As Rudy Giuliani pulls out of the race for nomination, the American presidential contest is hotting up, and it’s fascinating to see the differences between American politics and ours.
But there’s one historic feature of American politics that I think has relevance to us too. Back in the 1830s a brilliant young Frenchman, Alexis de Tocqueville, visited the United States to see how this experiment in liberty was working out. The book he wrote, Democracy in America, remains one of the classics of political thought.
What surprised him was how religious America was compared to Europe. And what he wanted to understand was how religion and democracy can coexist. ‘In France’, he said, ‘I had almost always seen the spirit of religion and the spirit of freedom marching in opposite directions’, but in America they walked hand in hand.

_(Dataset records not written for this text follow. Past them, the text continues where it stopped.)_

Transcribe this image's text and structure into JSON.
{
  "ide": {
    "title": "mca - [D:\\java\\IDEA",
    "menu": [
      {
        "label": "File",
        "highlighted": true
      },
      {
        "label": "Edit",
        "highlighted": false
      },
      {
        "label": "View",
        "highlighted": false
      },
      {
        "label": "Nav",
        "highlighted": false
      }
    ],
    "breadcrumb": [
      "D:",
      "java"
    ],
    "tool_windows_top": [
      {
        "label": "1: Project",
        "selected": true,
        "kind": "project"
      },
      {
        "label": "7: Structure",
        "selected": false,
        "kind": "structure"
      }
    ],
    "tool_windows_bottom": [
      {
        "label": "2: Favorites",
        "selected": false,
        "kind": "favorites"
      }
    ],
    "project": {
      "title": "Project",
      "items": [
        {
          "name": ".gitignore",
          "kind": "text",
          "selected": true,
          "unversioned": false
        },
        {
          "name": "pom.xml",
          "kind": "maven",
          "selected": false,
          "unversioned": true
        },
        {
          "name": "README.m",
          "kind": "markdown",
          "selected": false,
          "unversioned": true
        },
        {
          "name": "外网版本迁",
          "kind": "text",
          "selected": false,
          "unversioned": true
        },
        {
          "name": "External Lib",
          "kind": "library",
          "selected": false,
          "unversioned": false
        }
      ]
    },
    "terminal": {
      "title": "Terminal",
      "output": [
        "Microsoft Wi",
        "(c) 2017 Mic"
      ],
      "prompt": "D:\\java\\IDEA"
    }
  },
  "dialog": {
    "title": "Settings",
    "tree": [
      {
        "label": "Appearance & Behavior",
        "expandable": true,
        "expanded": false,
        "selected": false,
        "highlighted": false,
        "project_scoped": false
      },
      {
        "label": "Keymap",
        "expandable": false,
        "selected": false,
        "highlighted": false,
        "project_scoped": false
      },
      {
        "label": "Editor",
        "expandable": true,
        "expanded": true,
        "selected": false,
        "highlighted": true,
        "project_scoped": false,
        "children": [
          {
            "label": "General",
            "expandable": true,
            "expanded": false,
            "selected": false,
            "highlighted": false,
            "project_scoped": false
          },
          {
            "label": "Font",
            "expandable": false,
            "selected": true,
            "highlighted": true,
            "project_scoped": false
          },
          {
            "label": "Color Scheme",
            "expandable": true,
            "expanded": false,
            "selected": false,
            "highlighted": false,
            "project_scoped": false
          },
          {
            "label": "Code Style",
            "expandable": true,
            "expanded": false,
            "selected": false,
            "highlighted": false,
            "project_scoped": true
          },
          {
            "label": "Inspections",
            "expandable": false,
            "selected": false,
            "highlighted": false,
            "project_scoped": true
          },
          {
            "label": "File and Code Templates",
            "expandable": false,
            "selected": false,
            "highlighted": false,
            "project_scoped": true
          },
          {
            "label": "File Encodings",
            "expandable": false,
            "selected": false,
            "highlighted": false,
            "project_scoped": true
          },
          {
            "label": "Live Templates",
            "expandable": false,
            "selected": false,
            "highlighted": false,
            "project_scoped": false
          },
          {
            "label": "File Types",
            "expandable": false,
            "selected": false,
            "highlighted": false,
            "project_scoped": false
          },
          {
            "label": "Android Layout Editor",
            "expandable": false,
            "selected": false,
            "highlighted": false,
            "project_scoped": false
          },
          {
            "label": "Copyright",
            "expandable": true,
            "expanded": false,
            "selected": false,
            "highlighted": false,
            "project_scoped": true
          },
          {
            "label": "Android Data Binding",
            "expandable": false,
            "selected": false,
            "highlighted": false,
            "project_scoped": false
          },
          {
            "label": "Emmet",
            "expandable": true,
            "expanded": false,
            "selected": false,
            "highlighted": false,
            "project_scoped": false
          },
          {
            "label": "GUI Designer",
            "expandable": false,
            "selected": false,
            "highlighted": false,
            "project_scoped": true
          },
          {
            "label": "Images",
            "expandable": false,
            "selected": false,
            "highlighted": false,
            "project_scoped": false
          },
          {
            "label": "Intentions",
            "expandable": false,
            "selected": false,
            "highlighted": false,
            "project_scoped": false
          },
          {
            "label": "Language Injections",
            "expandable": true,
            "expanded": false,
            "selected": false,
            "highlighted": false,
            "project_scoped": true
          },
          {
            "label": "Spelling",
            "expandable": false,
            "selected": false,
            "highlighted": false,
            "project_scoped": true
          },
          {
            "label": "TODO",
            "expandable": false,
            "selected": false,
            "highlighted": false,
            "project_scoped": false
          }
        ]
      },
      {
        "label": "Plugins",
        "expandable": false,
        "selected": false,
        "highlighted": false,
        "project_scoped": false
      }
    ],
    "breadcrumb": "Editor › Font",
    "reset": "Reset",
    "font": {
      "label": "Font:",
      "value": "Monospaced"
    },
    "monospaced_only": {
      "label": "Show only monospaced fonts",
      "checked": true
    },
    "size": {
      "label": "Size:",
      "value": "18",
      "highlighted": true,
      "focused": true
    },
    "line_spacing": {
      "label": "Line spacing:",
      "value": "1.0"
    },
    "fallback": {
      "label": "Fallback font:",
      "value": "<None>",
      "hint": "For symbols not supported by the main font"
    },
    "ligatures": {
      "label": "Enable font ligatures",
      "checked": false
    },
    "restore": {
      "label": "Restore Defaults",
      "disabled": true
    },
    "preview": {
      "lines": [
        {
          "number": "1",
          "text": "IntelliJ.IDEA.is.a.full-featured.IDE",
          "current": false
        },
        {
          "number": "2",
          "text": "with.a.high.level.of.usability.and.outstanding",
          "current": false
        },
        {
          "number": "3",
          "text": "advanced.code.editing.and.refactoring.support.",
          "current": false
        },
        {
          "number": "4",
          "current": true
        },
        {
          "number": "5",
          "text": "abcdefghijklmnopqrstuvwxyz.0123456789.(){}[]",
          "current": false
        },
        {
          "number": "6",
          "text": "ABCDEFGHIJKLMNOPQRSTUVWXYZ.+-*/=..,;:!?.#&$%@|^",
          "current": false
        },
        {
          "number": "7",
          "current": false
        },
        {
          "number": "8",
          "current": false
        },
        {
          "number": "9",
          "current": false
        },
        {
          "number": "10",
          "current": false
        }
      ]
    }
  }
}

How did it happen? The answer, he discovered, was that religious leaders were careful never to get involved with party politics. They knew that politics is of its essence divisive. And if religion got too involved with politics, it too would become divisive. So religious leaders focused on strengthening families, creating communities and charities, building schools and encouraging active citizenship. It created what he called ‘habits of the heart’ that were so essential in sustaining a sense of the common good.
A democratic society needs two things: a way of mediating conflicts, and a sense of shared identity without which there is no society at all. Politics, said Tocqueville, must focus on the conflicts, religion on shared belonging. He added, ‘In proportion as a nation assumes a democratic condition… it becomes more and more dangerous to connect religion with political institutions.’
Those are wise words, for America and for us. Religious organizations must never become pressure groups for this or that contentious item of domestic or foreign policy. Their task, and I include myself, is moral: to strengthen the bonds of human relationship and the sanctity of human life; and to teach us to love our neighbours as ourselves, especially today when our neighbours belong to so many different faiths. When religion becomes politicized, or politics becomes religionised, bad things happen, and we must avoid that if we can.
It’s a hard distinction to keep, and neither America nor we have always succeeded. But that remains the challenge. Politics speaks to our conflicting interests. Religion should speak to our shared responsibilities. That’s how religion and democratic freedom can walk hand in hand.